Two times exman threatened me, and neither time did mediator man say anything. I don’t know, but if his job is to create an environment conducive to discussion and mutual decision-making, having one client say to the other client “I’ll get you” would seem to be a little red flag for speaking up and scolding said belligerent client. But no, mediator man did nothing. I guess he was intimidated by exman, but have no fear, I have come a long way from being the woman who is called “nothing” with nary a protective word. And in keeping with exman—consensus here—being a sociopath narcissist, his rejoinder to me was, “No, that’s not a threat, that’s a promise.”
It all started with his opening ploy in the waiting room: “Hi, Laura.” Now this man has not uttered my name in years, so I guess he was trying to show that he’s really a decent guy. But that was dispelled quickly, when he told mediator man that we did not get carpet for the house because of my outrageous behavior. Oh yeah, being insulted in Lowes and then sashaying out because of it is outrageous to one who thinks his mouth can say whatever it wants and everyone else will bow before it.
Anyway. We should not have been in the same room; we are not there to improve our relationship or see how we can better parent our children, we are there to see how we can best be rid of the other, to make it so that we never have to see each other again. We should have been in separate rooms.
My deciding ahead of time that I will waive part of the money that he owes me in order to get the price of the home where I would like it to be is MUCH different than him swaggering in and stating in his opening five-minutes of oratory that he will feel much better about reducing the price of the house if I waive the money he owes me. That is the difference between volunteering to give blood and being told you have to give blood. The “Laura” trick, went straight out the window at that.
And then mediator man proved yet again how ineffectual he is when I refused to agree to this within a second of him saying it. Mediator man said “well, if you don’t agree to waive it, then I guess we do not have an agreement.” Off I went. Berating mediator man and his being a lousy mediator. “What, you want me to reveal all of my cards within five minutes of getting here,” was one phrase that came out of my non-reticent mouth.
In the end, we got awfully close to an agreement, because I was channeling all of the advice I have been given and was focusing on what I want and trying not to let my bristles lead the way—or lead away. But no, when I gave up all I was willing to and he wouldn’t give up anything, to the mediator’s and exman’s comments that “we don’t have an agreement,” I was simply unable to stretch myself out on the floor. Nope. So I elegantly tied my scarf around my neck, picked up my things and walked out.
When the elevator opened on the ground floor I was already crying. I was crying as I tried to explain first to my mother and then to my father how trying it is to try to be sensible and focused on the long term when you are being humiliated, manipulated and belittled. Okay, no one can make me feel those things—having someone try to humiliate me, manipulate me, belittle me.
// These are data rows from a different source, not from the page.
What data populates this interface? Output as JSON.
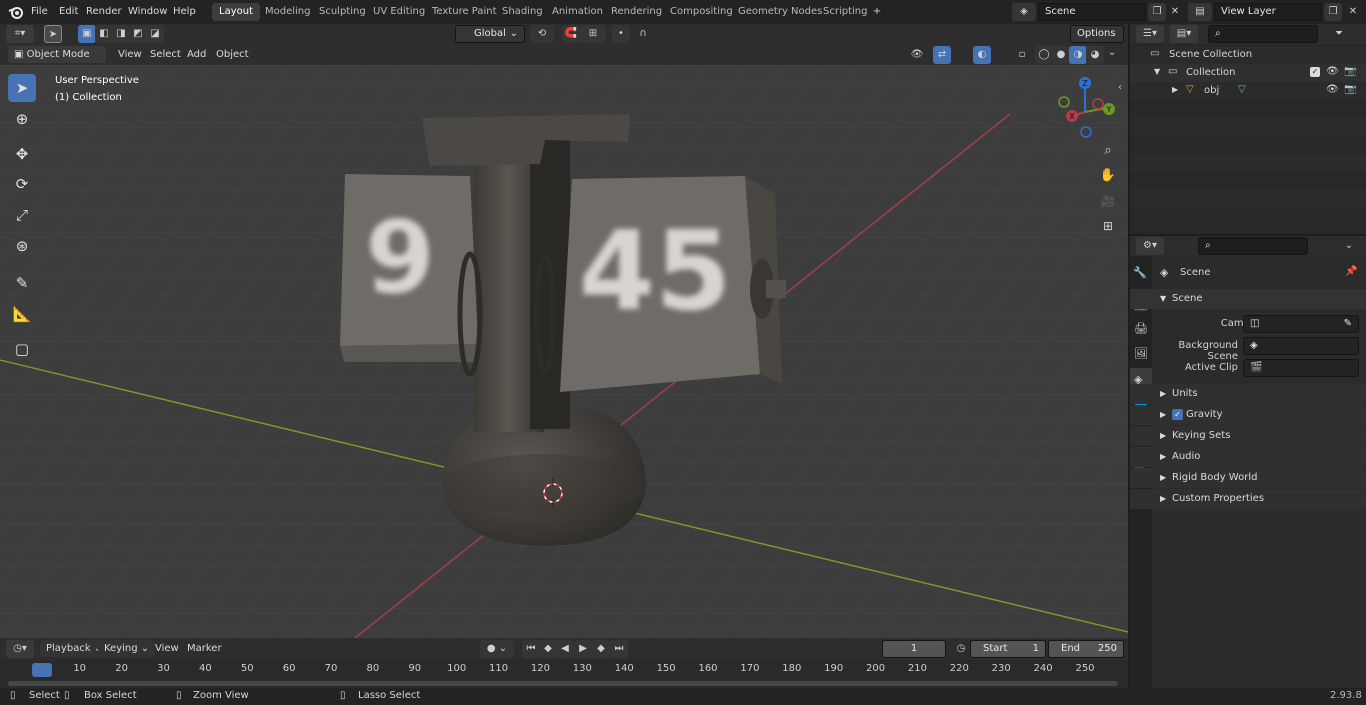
{
  "menu": {
    "file": "File",
    "edit": "Edit",
    "render": "Render",
    "window": "Window",
    "help": "Help"
  },
  "workspaces": [
    "Layout",
    "Modeling",
    "Sculpting",
    "UV Editing",
    "Texture Paint",
    "Shading",
    "Animation",
    "Rendering",
    "Compositing",
    "Geometry Nodes",
    "Scripting"
  ],
  "active_workspace": "Layout",
  "scene_field": "Scene",
  "view_layer_field": "View Layer",
  "toolbar2": {
    "transform_orientation": "Global",
    "options": "Options"
  },
  "viewport_header": {
    "mode": "Object Mode",
    "view": "View",
    "select": "Select",
    "add": "Add",
    "object": "Object"
  },
  "viewport_overlay": {
    "perspective": "User Perspective",
    "collection": "(1) Collection"
  },
  "clock_digits": {
    "left": "9",
    "right": "45"
  },
  "gizmo": {
    "x": "X",
    "y": "Y",
    "z": "Z"
  },
  "outliner": {
    "scene_collection": "Scene Collection",
    "collection": "Collection",
    "obj": "obj"
  },
  "properties": {
    "context": "Scene",
    "panel": "Scene",
    "camera_label": "Camera",
    "background_label": "Background Scene",
    "clip_label": "Active Clip",
    "subpanels": [
      "Units",
      "Gravity",
      "Keying Sets",
      "Audio",
      "Rigid Body World",
      "Custom Properties"
    ],
    "gravity_checked": true
  },
  "timeline": {
    "playback": "Playback",
    "keying": "Keying",
    "view": "View",
    "marker": "Marker",
    "current_frame": "1",
    "start_label": "Start",
    "start": "1",
    "end_label": "End",
    "end": "250",
    "ticks": [
      "1",
      "10",
      "20",
      "30",
      "40",
      "50",
      "60",
      "70",
      "80",
      "90",
      "100",
      "110",
      "120",
      "130",
      "140",
      "150",
      "160",
      "170",
      "180",
      "190",
      "200",
      "210",
      "220",
      "230",
      "240",
      "250"
    ]
  },
  "statusbar": {
    "select": "Select",
    "box_select": "Box Select",
    "zoom_view": "Zoom View",
    "lasso": "Lasso Select",
    "version": "2.93.8"
  },
  "colors": {
    "accent": "#4772b3",
    "x_axis": "#b33d4a",
    "y_axis": "#6b9a24",
    "z_axis": "#2f6fd4"
  }
}
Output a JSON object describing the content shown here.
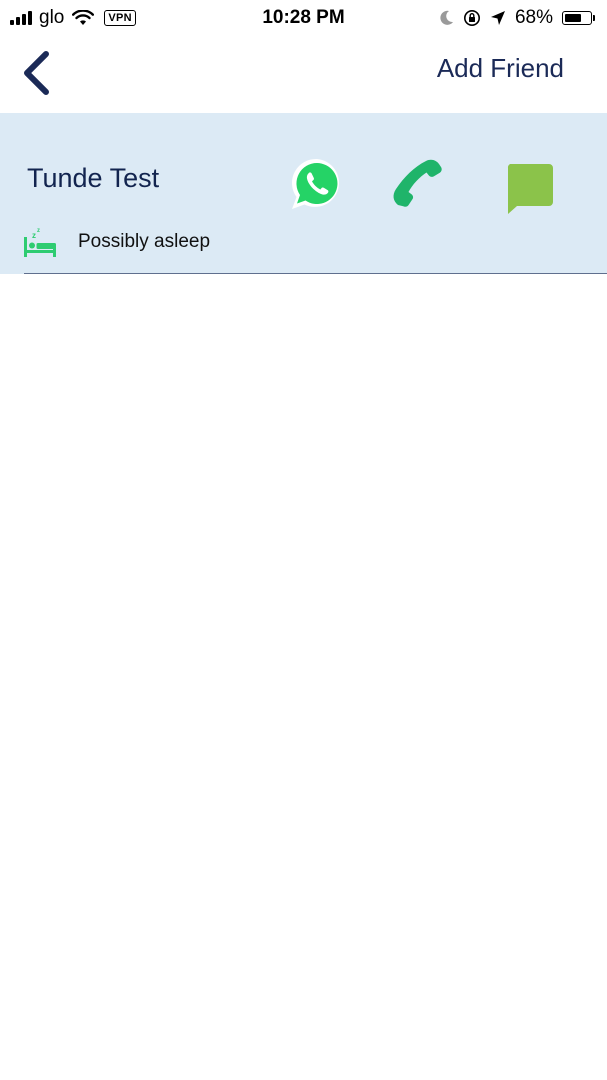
{
  "status_bar": {
    "carrier": "glo",
    "vpn_label": "VPN",
    "time": "10:28 PM",
    "battery_percent_text": "68%",
    "battery_level": 0.68,
    "icons": [
      "signal-icon",
      "wifi-icon",
      "moon-icon",
      "orientation-lock-icon",
      "location-arrow-icon",
      "battery-icon"
    ]
  },
  "nav": {
    "back_icon": "chevron-left-icon",
    "add_friend_label": "Add Friend"
  },
  "friend": {
    "name": "Tunde Test",
    "status_text": "Possibly asleep",
    "actions": [
      "whatsapp-icon",
      "phone-icon",
      "message-icon"
    ],
    "status_icon": "sleeping-bed-icon"
  },
  "colors": {
    "accent_navy": "#1b2a57",
    "card_background": "#dceaf5",
    "whatsapp_green": "#25d366",
    "call_green": "#1fb46a",
    "message_green": "#8bc34a",
    "sleep_green": "#2ecc71"
  }
}
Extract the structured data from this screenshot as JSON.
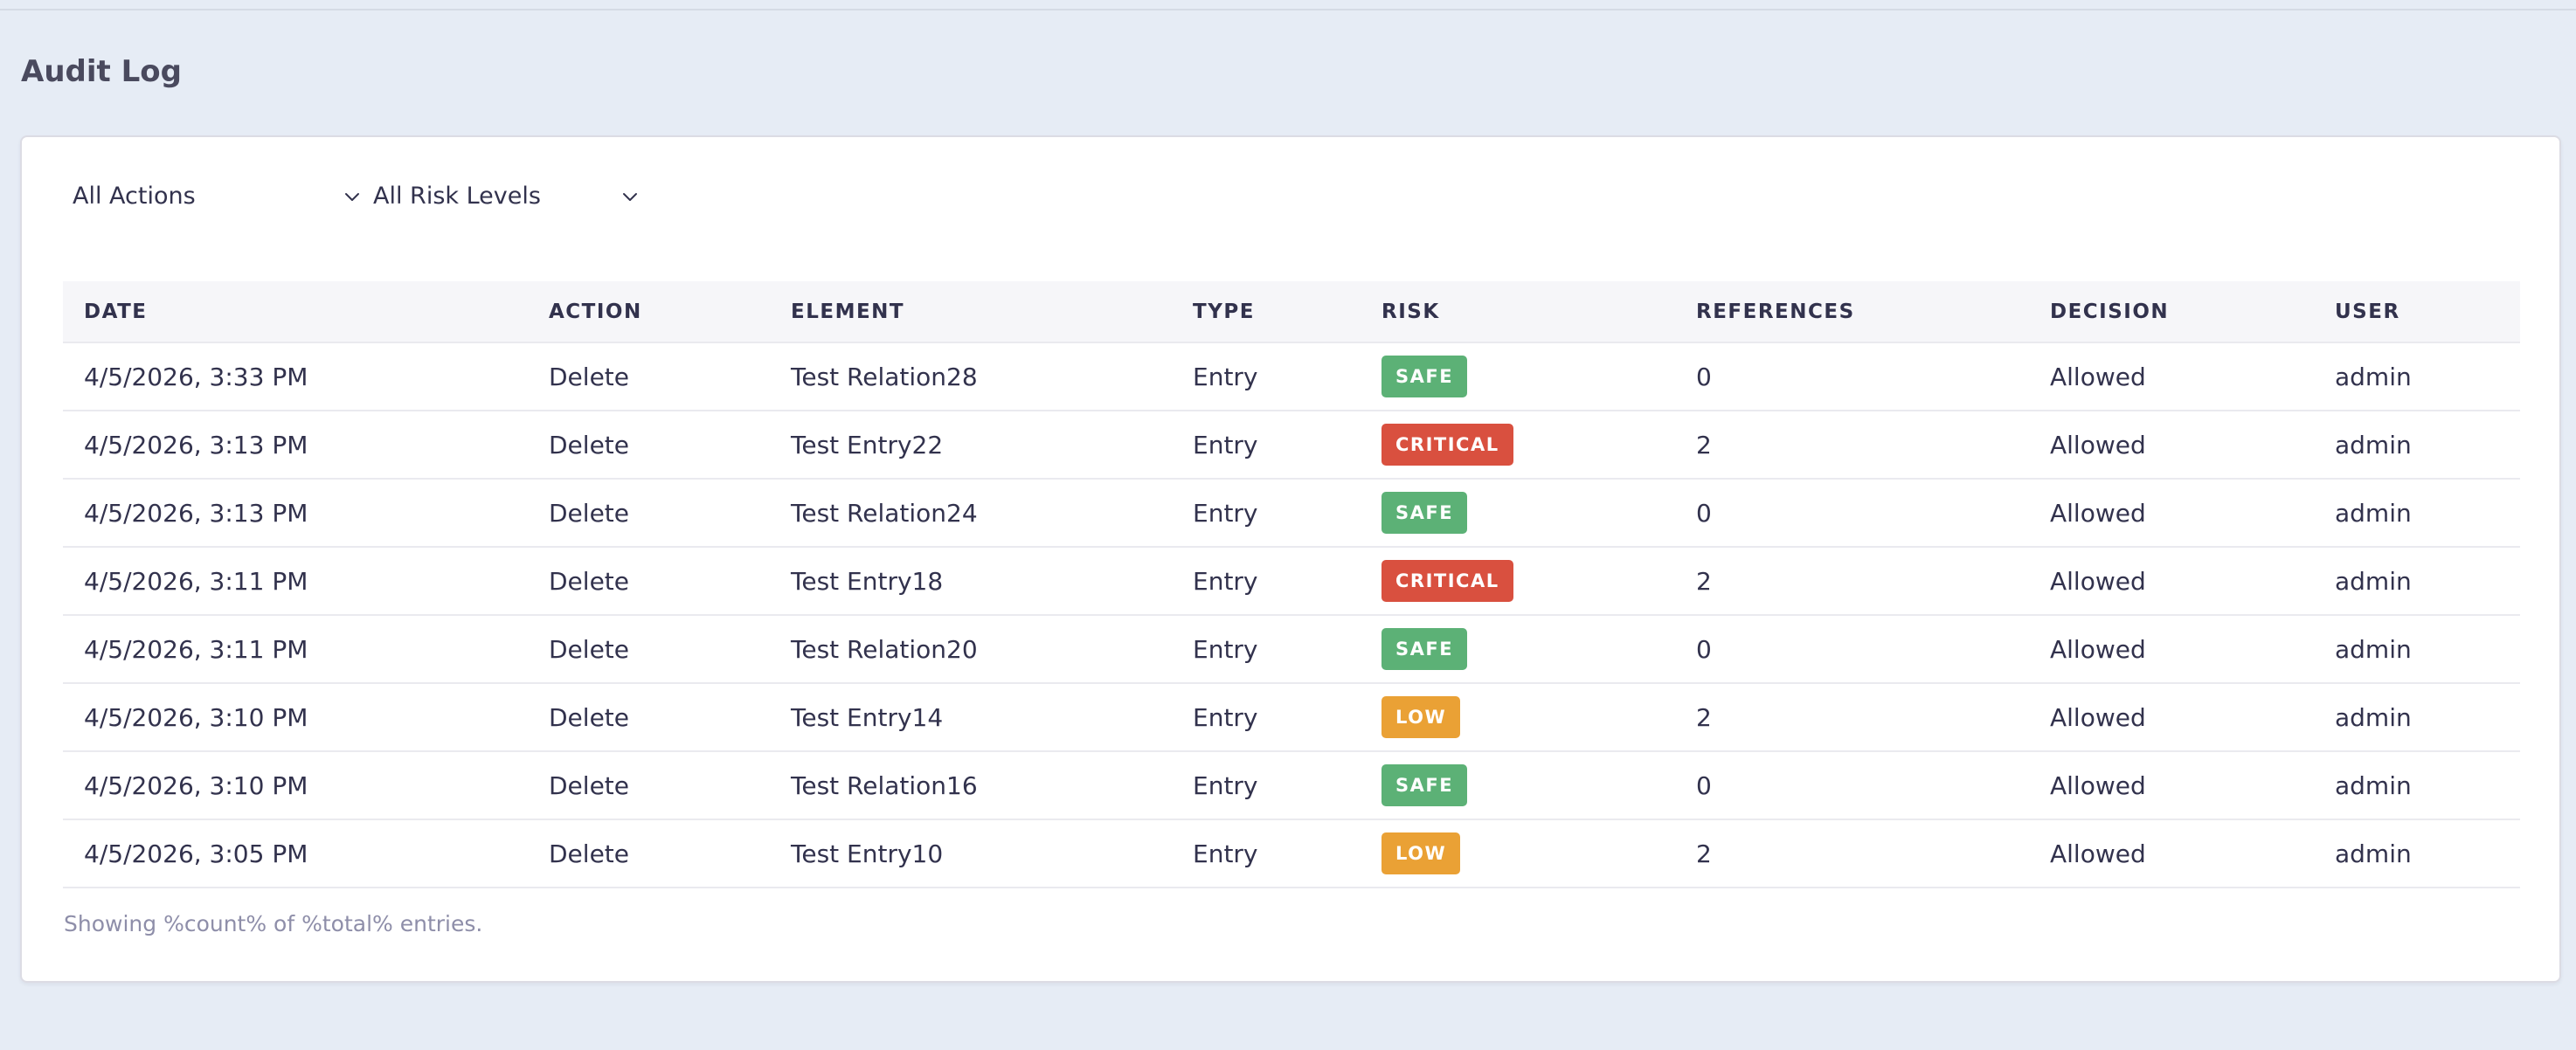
{
  "page": {
    "title": "Audit Log"
  },
  "filters": {
    "actions": "All Actions",
    "risk_levels": "All Risk Levels"
  },
  "table": {
    "columns": [
      "DATE",
      "ACTION",
      "ELEMENT",
      "TYPE",
      "RISK",
      "REFERENCES",
      "DECISION",
      "USER"
    ],
    "rows": [
      {
        "date": "4/5/2026, 3:33 PM",
        "action": "Delete",
        "element": "Test Relation28",
        "type": "Entry",
        "risk": "SAFE",
        "references": "0",
        "decision": "Allowed",
        "user": "admin"
      },
      {
        "date": "4/5/2026, 3:13 PM",
        "action": "Delete",
        "element": "Test Entry22",
        "type": "Entry",
        "risk": "CRITICAL",
        "references": "2",
        "decision": "Allowed",
        "user": "admin"
      },
      {
        "date": "4/5/2026, 3:13 PM",
        "action": "Delete",
        "element": "Test Relation24",
        "type": "Entry",
        "risk": "SAFE",
        "references": "0",
        "decision": "Allowed",
        "user": "admin"
      },
      {
        "date": "4/5/2026, 3:11 PM",
        "action": "Delete",
        "element": "Test Entry18",
        "type": "Entry",
        "risk": "CRITICAL",
        "references": "2",
        "decision": "Allowed",
        "user": "admin"
      },
      {
        "date": "4/5/2026, 3:11 PM",
        "action": "Delete",
        "element": "Test Relation20",
        "type": "Entry",
        "risk": "SAFE",
        "references": "0",
        "decision": "Allowed",
        "user": "admin"
      },
      {
        "date": "4/5/2026, 3:10 PM",
        "action": "Delete",
        "element": "Test Entry14",
        "type": "Entry",
        "risk": "LOW",
        "references": "2",
        "decision": "Allowed",
        "user": "admin"
      },
      {
        "date": "4/5/2026, 3:10 PM",
        "action": "Delete",
        "element": "Test Relation16",
        "type": "Entry",
        "risk": "SAFE",
        "references": "0",
        "decision": "Allowed",
        "user": "admin"
      },
      {
        "date": "4/5/2026, 3:05 PM",
        "action": "Delete",
        "element": "Test Entry10",
        "type": "Entry",
        "risk": "LOW",
        "references": "2",
        "decision": "Allowed",
        "user": "admin"
      }
    ]
  },
  "footer": {
    "note": "Showing %count% of %total% entries."
  },
  "colors": {
    "safe": "#5cb176",
    "critical": "#d9503f",
    "low": "#eaa135"
  },
  "icons": {
    "select_arrow": "chevron-down-icon"
  }
}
Thirty minutes later mediator man called to say that he convinced exman to accept my final position. Whoopee. I could have done without the thirty minutes of tearing tears.
HOUSE FOR SALE, PRICE REDUCTION. I am not just visualizing the SOLD sign, but the apartment that I will move to and my new things from IKEA.